Cookin’ with Condley
Published 2:30 pm Thursday, July 20, 2023
By Sarah Condley
As most of you know, I’m an avid recipe reader and collector. When I started writing this column, I intended to stop collecting recipes and start preparing those I’d been saving for years. Well, I started preparing some of those collected recipes, and I enjoy sharing my successes and failures with you; but I never really stopped clipping recipes – I guess you might call it an obsession.
Email newsletter signup
To be organized, I file each type of recipe in its own file. One day as I thumbed through my “other meat file” (one folder is devoted entirely to chicken, and this one contains recipes for pork and beef), I found an article that I’d torn from the 2007 issue of Southern Living Magazine. I’m sure the thing that caught my eye was the title of the article in that magazine, “Six-Ingredient Entrees.” When I tore that recipe from the magazine, I was working outside the home and typically wanted to fix something for supper that wouldn’t require being in the kitchen all night.
After reviewing the four recipes that made up that article, I knew I wanted to try the Dijon Pork Loin. Myrtle Jonson of Metter, Georgia had submitted the recipe.
We had all of the ingredients called for in the recipe and all I had to do was thaw the pork loin for the next day’s evening meal.
Early in the afternoon the next day, I turned on the oven to preheat and started looking through a big drawer holding my cookie sheet pans, skillet lids, pizza rack, etc., hoping to find a broiler pan. I don’t remember using one, but I was sure one came with our oven, and if I still had it, it would be in the bottom of that drawer. Sure enough, after removing everything from the drawer, that pan was right where I thought it might be. Now that that issue was solved, it was time to prepare the pork for roasting. First, I lined the broiler pan with foil, and, hopefully, for easy cleanup, I covered the broiler pan rack with aluminum foil and cut slits in it for the juice to run into the pan beneath.
I combined the first four ingredients listed in the recipe, which was very simple. Next, I trimmed some of the fat off the pork loin and rubbed the mustard mixture all over it. I set the pork loin on the pan and put it in the oven, setting the timer for 20 minutes. When the buzzer sounded, I reduced the oven heat to 350 and reset the timer for 55 minutes. Remember, we like our pork well done, so I figured the longer cooking time was just what I needed; for well-done pork, the internal temperature should be 170 degrees. At about the 40-minute mark, I looked in on the pork, and it was browning nicely. I didn’t want it to over-brown, so I opened the oven door, tented the pork with aluminum foil, shut the oven door and waited.

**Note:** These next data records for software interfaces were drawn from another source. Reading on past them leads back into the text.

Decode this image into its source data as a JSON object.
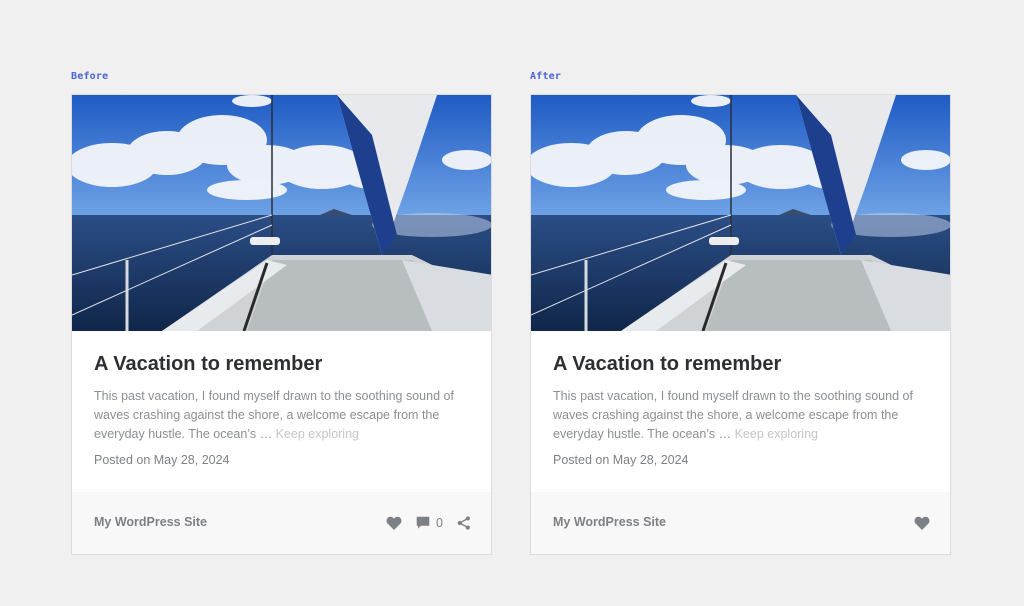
{
  "panels": [
    {
      "label": "Before",
      "card": {
        "title": "A Vacation to remember",
        "excerpt": "This past vacation, I found myself drawn to the soothing sound of waves crashing against the shore, a welcome escape from the everyday hustle. The ocean’s … ",
        "read_more": "Keep exploring",
        "date": "Posted on May 28, 2024",
        "site": "My WordPress Site",
        "comment_count": "0",
        "actions": [
          "heart-icon",
          "comment-icon",
          "share-icon"
        ]
      }
    },
    {
      "label": "After",
      "card": {
        "title": "A Vacation to remember",
        "excerpt": "This past vacation, I found myself drawn to the soothing sound of waves crashing against the shore, a welcome escape from the everyday hustle. The ocean’s … ",
        "read_more": "Keep exploring",
        "date": "Posted on May 28, 2024",
        "site": "My WordPress Site",
        "actions": [
          "heart-icon"
        ]
      }
    }
  ],
  "colors": {
    "background": "#f0f0f0",
    "label_accent": "#4a63d6",
    "title": "#2d2f33",
    "muted_text": "#8b8e93",
    "icon": "#7d8085"
  }
}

When the timer sounded for the second time, I inserted a meat thermometer into the middle of the pork loin and the internal temperature only registered 150 degrees. So, I set the timer for an additional ten minutes. This time after checking the meat’s temperature it was around 165, so I removed the meat from the oven and let it rest for 15 minutes. I rechecked the temperature, and it was a perfect 170 degrees, and we were ready to eat.

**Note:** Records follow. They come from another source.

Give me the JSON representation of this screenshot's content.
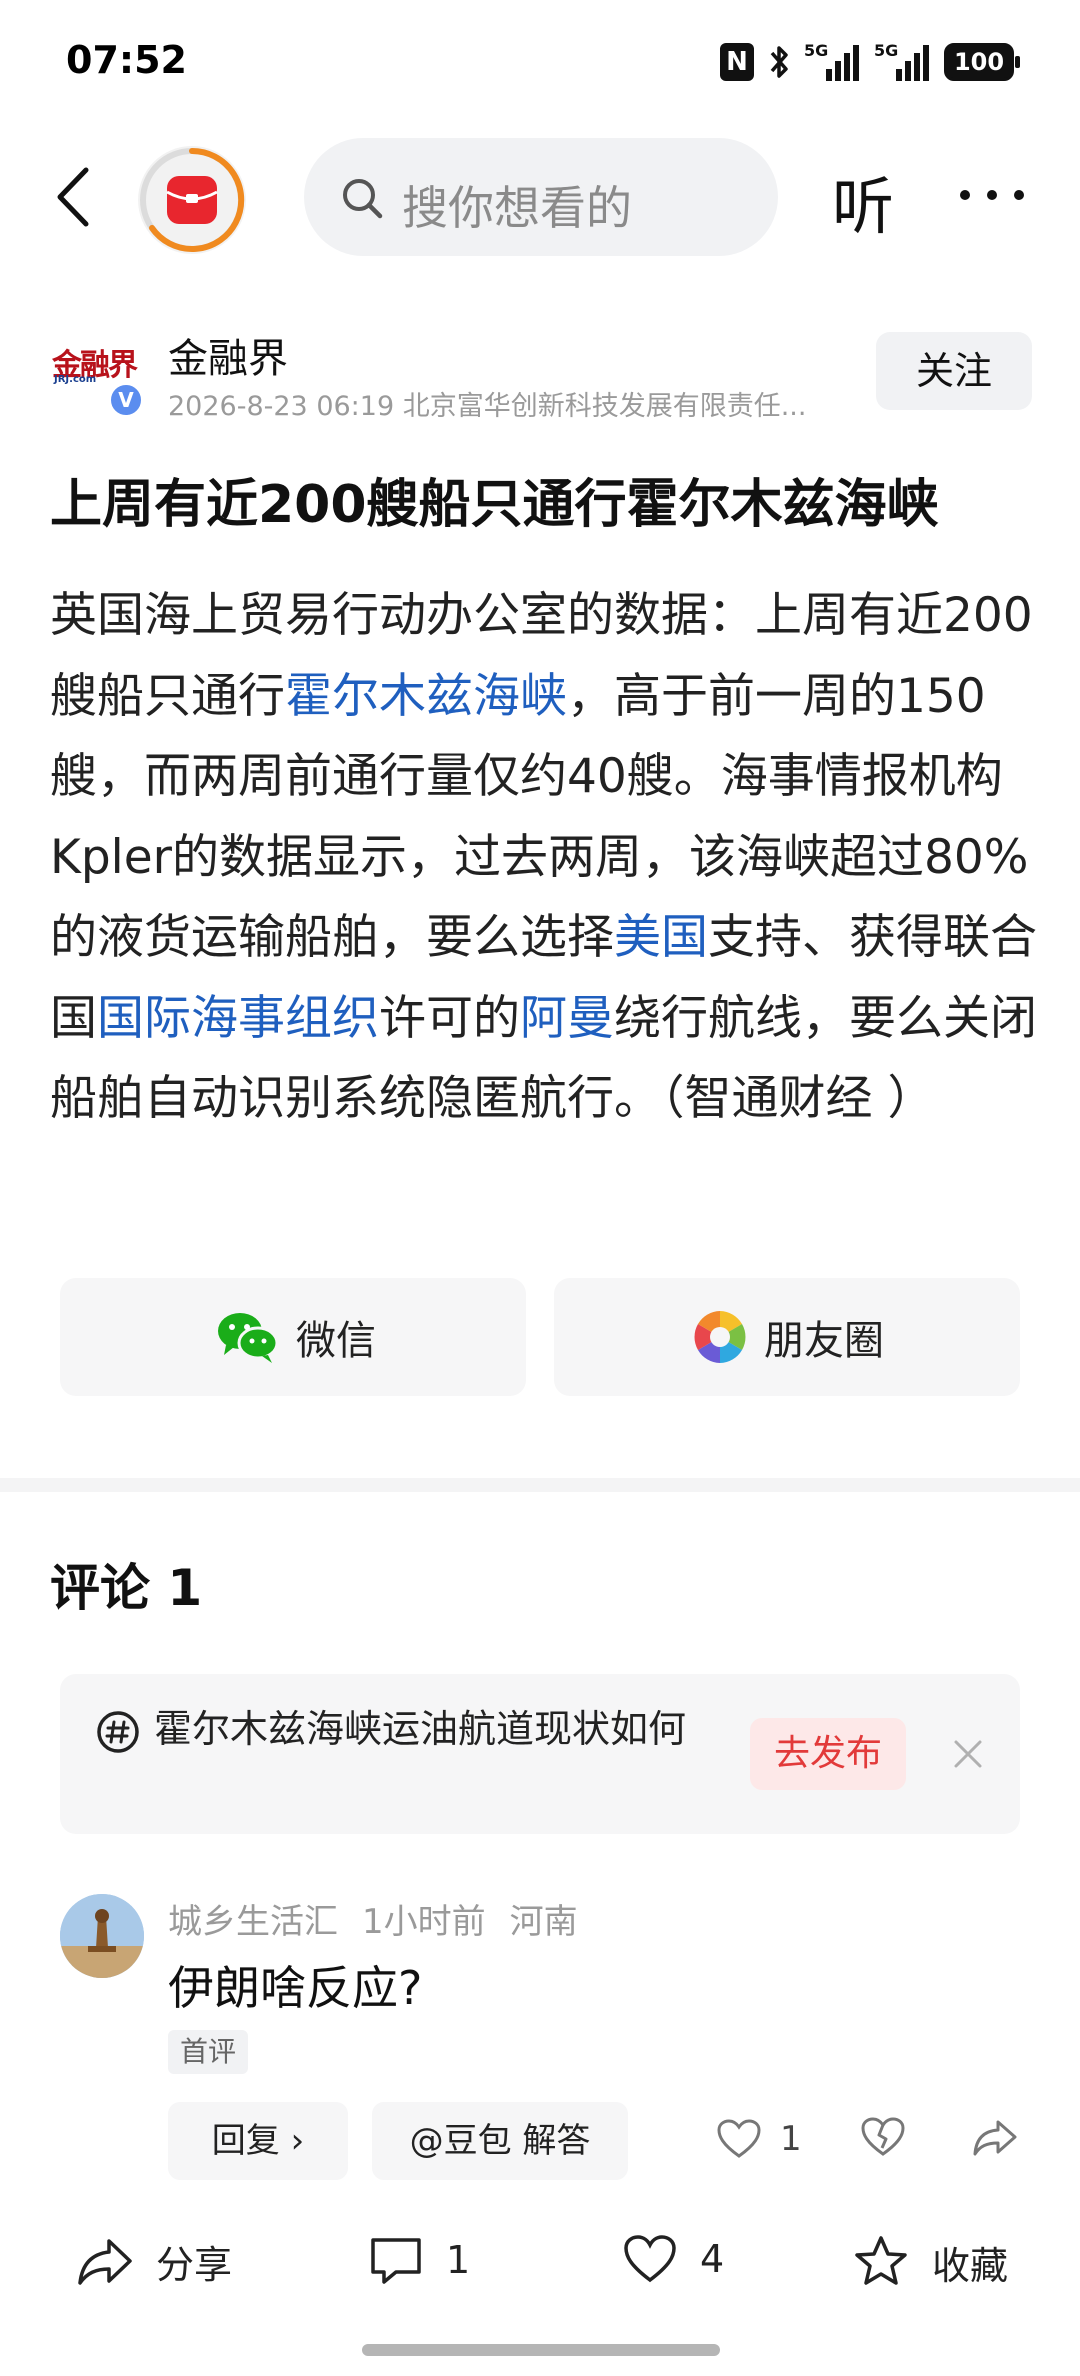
{
  "status_bar": {
    "time": "07:52",
    "nfc": "N",
    "sim1_label": "5G",
    "sim2_label": "5G",
    "battery": "100"
  },
  "nav": {
    "search_placeholder": "搜你想看的",
    "listen_label": "听"
  },
  "author": {
    "name": "金融界",
    "logo_text": "金融界",
    "logo_sub": "JRJ.com",
    "verified": "V",
    "meta": "2026-8-23  06:19  北京富华创新科技发展有限责任...",
    "follow_label": "关注"
  },
  "article": {
    "title": "上周有近200艘船只通行霍尔木兹海峡",
    "body_1": "英国海上贸易行动办公室的数据：上周有近200艘船只通行",
    "link_1": "霍尔木兹海峡",
    "body_2": "，高于前一周的150艘，而两周前通行量仅约40艘。海事情报机构Kpler的数据显示，过去两周，该海峡超过80%的液货运输船舶，要么选择",
    "link_2": "美国",
    "body_3": "支持、获得联合国",
    "link_3": "国际海事组织",
    "body_4": "许可的",
    "link_4": "阿曼",
    "body_5": "绕行航线，要么关闭船舶自动识别系统隐匿航行。（智通财经 ）"
  },
  "share": {
    "wechat_label": "微信",
    "moments_label": "朋友圈"
  },
  "comments": {
    "title": "评论 1",
    "topic": {
      "text": "霍尔木兹海峡运油航道现状如何",
      "publish_label": "去发布"
    },
    "items": [
      {
        "user": "城乡生活汇",
        "time": "1小时前",
        "location": "河南",
        "text": "伊朗啥反应?",
        "badge": "首评",
        "reply_label": "回复 ›",
        "ai_label": "@豆包 解答",
        "likes": "1"
      }
    ]
  },
  "bottom_bar": {
    "share_label": "分享",
    "comment_count": "1",
    "like_count": "4",
    "favorite_label": "收藏"
  },
  "colors": {
    "link": "#1f5fbf",
    "publish_text": "#e23a3a",
    "brand_red": "#e8262e",
    "ring_orange": "#f08a1f"
  }
}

Brad and I sat down at the table; he blessed the food and thanked God for the many blessings He bestows on us, and after amen, we were ready to fill our plates and eat.
I usually wait until after Brad has taken a couple of bites of meat before I ask him what he thinks, and this night was no different. While he chewed, I took a few bites and thought it was pretty good. After swallowing, Brad agreed. The only complaint we had was that the mustard rub’s great flavor was just on the outside and we didn’t get that with every bite.

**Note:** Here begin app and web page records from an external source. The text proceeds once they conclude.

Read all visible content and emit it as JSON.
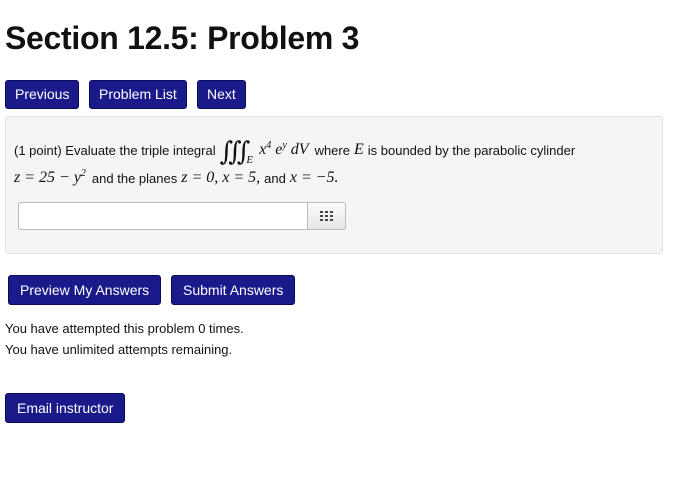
{
  "page": {
    "title": "Section 12.5: Problem 3"
  },
  "nav": {
    "previous_label": "Previous",
    "problem_list_label": "Problem List",
    "next_label": "Next"
  },
  "problem": {
    "points_prefix": "(1 point) Evaluate the triple integral",
    "integral_sign": "∭",
    "integral_region": "E",
    "integrand_base": "x",
    "integrand_exp": "4",
    "integrand_e": "e",
    "integrand_e_exp": "y",
    "integrand_dv": "dV",
    "where_text": "where",
    "region_symbol": "E",
    "bounded_text": "is bounded by the parabolic cylinder",
    "surface_lhs": "z = 25 − y",
    "surface_exp": "2",
    "planes_text": "and the planes",
    "planes_math": "z = 0, x = 5,",
    "and_text": "and",
    "last_plane": "x = −5."
  },
  "answer": {
    "value": "",
    "palette_icon": "grid-icon"
  },
  "actions": {
    "preview_label": "Preview My Answers",
    "submit_label": "Submit Answers",
    "email_label": "Email instructor"
  },
  "status": {
    "attempts_line": "You have attempted this problem 0 times.",
    "remaining_line": "You have unlimited attempts remaining."
  },
  "colors": {
    "button_bg": "#1a1a8a",
    "box_bg": "#f5f5f5"
  }
}
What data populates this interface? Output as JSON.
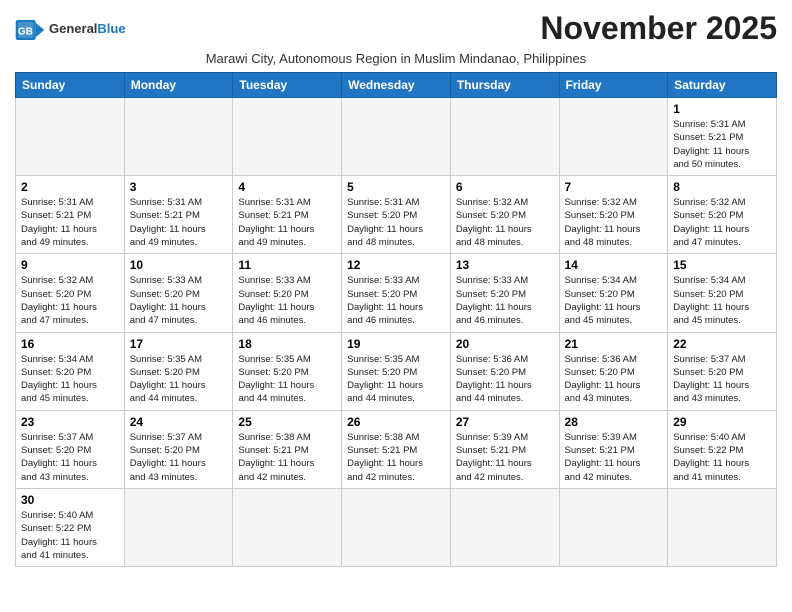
{
  "header": {
    "logo_general": "General",
    "logo_blue": "Blue",
    "month_title": "November 2025",
    "subtitle": "Marawi City, Autonomous Region in Muslim Mindanao, Philippines"
  },
  "weekdays": [
    "Sunday",
    "Monday",
    "Tuesday",
    "Wednesday",
    "Thursday",
    "Friday",
    "Saturday"
  ],
  "weeks": [
    [
      {
        "day": "",
        "info": ""
      },
      {
        "day": "",
        "info": ""
      },
      {
        "day": "",
        "info": ""
      },
      {
        "day": "",
        "info": ""
      },
      {
        "day": "",
        "info": ""
      },
      {
        "day": "",
        "info": ""
      },
      {
        "day": "1",
        "info": "Sunrise: 5:31 AM\nSunset: 5:21 PM\nDaylight: 11 hours\nand 50 minutes."
      }
    ],
    [
      {
        "day": "2",
        "info": "Sunrise: 5:31 AM\nSunset: 5:21 PM\nDaylight: 11 hours\nand 49 minutes."
      },
      {
        "day": "3",
        "info": "Sunrise: 5:31 AM\nSunset: 5:21 PM\nDaylight: 11 hours\nand 49 minutes."
      },
      {
        "day": "4",
        "info": "Sunrise: 5:31 AM\nSunset: 5:21 PM\nDaylight: 11 hours\nand 49 minutes."
      },
      {
        "day": "5",
        "info": "Sunrise: 5:31 AM\nSunset: 5:20 PM\nDaylight: 11 hours\nand 48 minutes."
      },
      {
        "day": "6",
        "info": "Sunrise: 5:32 AM\nSunset: 5:20 PM\nDaylight: 11 hours\nand 48 minutes."
      },
      {
        "day": "7",
        "info": "Sunrise: 5:32 AM\nSunset: 5:20 PM\nDaylight: 11 hours\nand 48 minutes."
      },
      {
        "day": "8",
        "info": "Sunrise: 5:32 AM\nSunset: 5:20 PM\nDaylight: 11 hours\nand 47 minutes."
      }
    ],
    [
      {
        "day": "9",
        "info": "Sunrise: 5:32 AM\nSunset: 5:20 PM\nDaylight: 11 hours\nand 47 minutes."
      },
      {
        "day": "10",
        "info": "Sunrise: 5:33 AM\nSunset: 5:20 PM\nDaylight: 11 hours\nand 47 minutes."
      },
      {
        "day": "11",
        "info": "Sunrise: 5:33 AM\nSunset: 5:20 PM\nDaylight: 11 hours\nand 46 minutes."
      },
      {
        "day": "12",
        "info": "Sunrise: 5:33 AM\nSunset: 5:20 PM\nDaylight: 11 hours\nand 46 minutes."
      },
      {
        "day": "13",
        "info": "Sunrise: 5:33 AM\nSunset: 5:20 PM\nDaylight: 11 hours\nand 46 minutes."
      },
      {
        "day": "14",
        "info": "Sunrise: 5:34 AM\nSunset: 5:20 PM\nDaylight: 11 hours\nand 45 minutes."
      },
      {
        "day": "15",
        "info": "Sunrise: 5:34 AM\nSunset: 5:20 PM\nDaylight: 11 hours\nand 45 minutes."
      }
    ],
    [
      {
        "day": "16",
        "info": "Sunrise: 5:34 AM\nSunset: 5:20 PM\nDaylight: 11 hours\nand 45 minutes."
      },
      {
        "day": "17",
        "info": "Sunrise: 5:35 AM\nSunset: 5:20 PM\nDaylight: 11 hours\nand 44 minutes."
      },
      {
        "day": "18",
        "info": "Sunrise: 5:35 AM\nSunset: 5:20 PM\nDaylight: 11 hours\nand 44 minutes."
      },
      {
        "day": "19",
        "info": "Sunrise: 5:35 AM\nSunset: 5:20 PM\nDaylight: 11 hours\nand 44 minutes."
      },
      {
        "day": "20",
        "info": "Sunrise: 5:36 AM\nSunset: 5:20 PM\nDaylight: 11 hours\nand 44 minutes."
      },
      {
        "day": "21",
        "info": "Sunrise: 5:36 AM\nSunset: 5:20 PM\nDaylight: 11 hours\nand 43 minutes."
      },
      {
        "day": "22",
        "info": "Sunrise: 5:37 AM\nSunset: 5:20 PM\nDaylight: 11 hours\nand 43 minutes."
      }
    ],
    [
      {
        "day": "23",
        "info": "Sunrise: 5:37 AM\nSunset: 5:20 PM\nDaylight: 11 hours\nand 43 minutes."
      },
      {
        "day": "24",
        "info": "Sunrise: 5:37 AM\nSunset: 5:20 PM\nDaylight: 11 hours\nand 43 minutes."
      },
      {
        "day": "25",
        "info": "Sunrise: 5:38 AM\nSunset: 5:21 PM\nDaylight: 11 hours\nand 42 minutes."
      },
      {
        "day": "26",
        "info": "Sunrise: 5:38 AM\nSunset: 5:21 PM\nDaylight: 11 hours\nand 42 minutes."
      },
      {
        "day": "27",
        "info": "Sunrise: 5:39 AM\nSunset: 5:21 PM\nDaylight: 11 hours\nand 42 minutes."
      },
      {
        "day": "28",
        "info": "Sunrise: 5:39 AM\nSunset: 5:21 PM\nDaylight: 11 hours\nand 42 minutes."
      },
      {
        "day": "29",
        "info": "Sunrise: 5:40 AM\nSunset: 5:22 PM\nDaylight: 11 hours\nand 41 minutes."
      }
    ],
    [
      {
        "day": "30",
        "info": "Sunrise: 5:40 AM\nSunset: 5:22 PM\nDaylight: 11 hours\nand 41 minutes."
      },
      {
        "day": "",
        "info": ""
      },
      {
        "day": "",
        "info": ""
      },
      {
        "day": "",
        "info": ""
      },
      {
        "day": "",
        "info": ""
      },
      {
        "day": "",
        "info": ""
      },
      {
        "day": "",
        "info": ""
      }
    ]
  ]
}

The recipe mentions a couple of optional garnishes for this recipe, but I did not include either of them. I’m not really sure what the purpose would be. So, for me, this was only a five-ingredient entrée – and oh so simple to prepare.
I have to say this is a definite “Nailed it,” and it will be added to my self-made cookbook. If you try this recipe, I don’t think you will be disappointed.
By the way, I will be taking a little break from writing but will be back at it in a few weeks.
Dijon Pork Loin
• 4 Tablespoons steak seasoning
• 2 Tablespoons all-purpose flour
• 1/4 cup butter, melted
• 2 Tablespoons Dijon mustard
• 1 (3 1/2 to 4 pound) boneless pork loin roast, trimmed
• Garnishes: fresh basil leaves, cherry tomatoes
• Combine first 4 ingredients in a small bowl. Rub mustard mixture evenly over roast. Place roast on an aluminum foil lined broiler pan.
• Bake at 475 degrees for 20 minutes. Reduce heat to 350 degrees and bake 50 to 55 minutes or until a meat thermometer inserted in thickest portion registers 155 degrees. Remove from oven and let stand 15 minutes or until thermometer reaches 160 degrees before slicing. Garnish if desired.